ENTRIES SUPPLIED:
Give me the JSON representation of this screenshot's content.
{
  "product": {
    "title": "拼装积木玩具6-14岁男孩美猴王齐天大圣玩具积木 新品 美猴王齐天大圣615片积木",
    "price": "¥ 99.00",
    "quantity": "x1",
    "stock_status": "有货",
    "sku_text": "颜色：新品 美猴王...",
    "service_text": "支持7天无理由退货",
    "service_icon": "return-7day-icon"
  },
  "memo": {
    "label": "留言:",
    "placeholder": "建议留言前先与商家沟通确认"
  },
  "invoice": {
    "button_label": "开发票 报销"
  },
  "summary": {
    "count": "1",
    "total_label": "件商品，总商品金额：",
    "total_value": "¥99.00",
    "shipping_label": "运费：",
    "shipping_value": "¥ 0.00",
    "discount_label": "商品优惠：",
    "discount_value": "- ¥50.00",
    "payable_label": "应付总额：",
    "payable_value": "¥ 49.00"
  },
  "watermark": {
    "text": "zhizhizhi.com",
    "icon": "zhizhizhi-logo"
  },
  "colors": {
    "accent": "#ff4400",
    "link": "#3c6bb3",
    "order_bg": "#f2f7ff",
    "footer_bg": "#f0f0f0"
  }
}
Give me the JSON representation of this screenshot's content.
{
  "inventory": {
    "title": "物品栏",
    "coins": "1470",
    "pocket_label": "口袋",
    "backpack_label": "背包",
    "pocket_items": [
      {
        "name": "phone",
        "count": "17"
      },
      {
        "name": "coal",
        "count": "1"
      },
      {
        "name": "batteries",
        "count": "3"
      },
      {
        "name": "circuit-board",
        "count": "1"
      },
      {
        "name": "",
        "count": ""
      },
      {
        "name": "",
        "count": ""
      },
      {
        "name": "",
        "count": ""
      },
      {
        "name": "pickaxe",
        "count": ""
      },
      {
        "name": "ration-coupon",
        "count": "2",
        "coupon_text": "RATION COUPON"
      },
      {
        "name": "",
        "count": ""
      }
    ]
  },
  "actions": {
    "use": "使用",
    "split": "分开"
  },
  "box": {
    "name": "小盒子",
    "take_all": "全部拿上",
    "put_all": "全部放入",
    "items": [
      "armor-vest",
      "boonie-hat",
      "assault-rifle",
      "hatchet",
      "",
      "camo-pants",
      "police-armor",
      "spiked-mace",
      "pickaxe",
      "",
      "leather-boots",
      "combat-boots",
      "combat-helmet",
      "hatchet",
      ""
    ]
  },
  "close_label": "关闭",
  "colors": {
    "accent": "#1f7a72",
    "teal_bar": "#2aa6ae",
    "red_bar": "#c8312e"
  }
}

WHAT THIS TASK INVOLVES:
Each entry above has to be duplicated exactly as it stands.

EXPECTED ANSWER:
Give me the JSON representation of this screenshot's content.
{
  "product": {
    "title": "拼装积木玩具6-14岁男孩美猴王齐天大圣玩具积木 新品 美猴王齐天大圣615片积木",
    "price": "¥ 99.00",
    "quantity": "x1",
    "stock_status": "有货",
    "sku_text": "颜色：新品 美猴王...",
    "service_text": "支持7天无理由退货",
    "service_icon": "return-7day-icon"
  },
  "memo": {
    "label": "留言:",
    "placeholder": "建议留言前先与商家沟通确认"
  },
  "invoice": {
    "button_label": "开发票 报销"
  },
  "summary": {
    "count": "1",
    "total_label": "件商品，总商品金额：",
    "total_value": "¥99.00",
    "shipping_label": "运费：",
    "shipping_value": "¥ 0.00",
    "discount_label": "商品优惠：",
    "discount_value": "- ¥50.00",
    "payable_label": "应付总额：",
    "payable_value": "¥ 49.00"
  },
  "watermark": {
    "text": "zhizhizhi.com",
    "icon": "zhizhizhi-logo"
  },
  "colors": {
    "accent": "#ff4400",
    "link": "#3c6bb3",
    "order_bg": "#f2f7ff",
    "footer_bg": "#f0f0f0"
  }
}
Give me the JSON representation of this screenshot's content.
{
  "inventory": {
    "title": "物品栏",
    "coins": "1470",
    "pocket_label": "口袋",
    "backpack_label": "背包",
    "pocket_items": [
      {
        "name": "phone",
        "count": "17"
      },
      {
        "name": "coal",
        "count": "1"
      },
      {
        "name": "batteries",
        "count": "3"
      },
      {
        "name": "circuit-board",
        "count": "1"
      },
      {
        "name": "",
        "count": ""
      },
      {
        "name": "",
        "count": ""
      },
      {
        "name": "",
        "count": ""
      },
      {
        "name": "pickaxe",
        "count": ""
      },
      {
        "name": "ration-coupon",
        "count": "2",
        "coupon_text": "RATION COUPON"
      },
      {
        "name": "",
        "count": ""
      }
    ]
  },
  "actions": {
    "use": "使用",
    "split": "分开"
  },
  "box": {
    "name": "小盒子",
    "take_all": "全部拿上",
    "put_all": "全部放入",
    "items": [
      "armor-vest",
      "boonie-hat",
      "assault-rifle",
      "hatchet",
      "",
      "camo-pants",
      "police-armor",
      "spiked-mace",
      "pickaxe",
      "",
      "leather-boots",
      "combat-boots",
      "combat-helmet",
      "hatchet",
      ""
    ]
  },
  "close_label": "关闭",
  "colors": {
    "accent": "#1f7a72",
    "teal_bar": "#2aa6ae",
    "red_bar": "#c8312e"
  }
}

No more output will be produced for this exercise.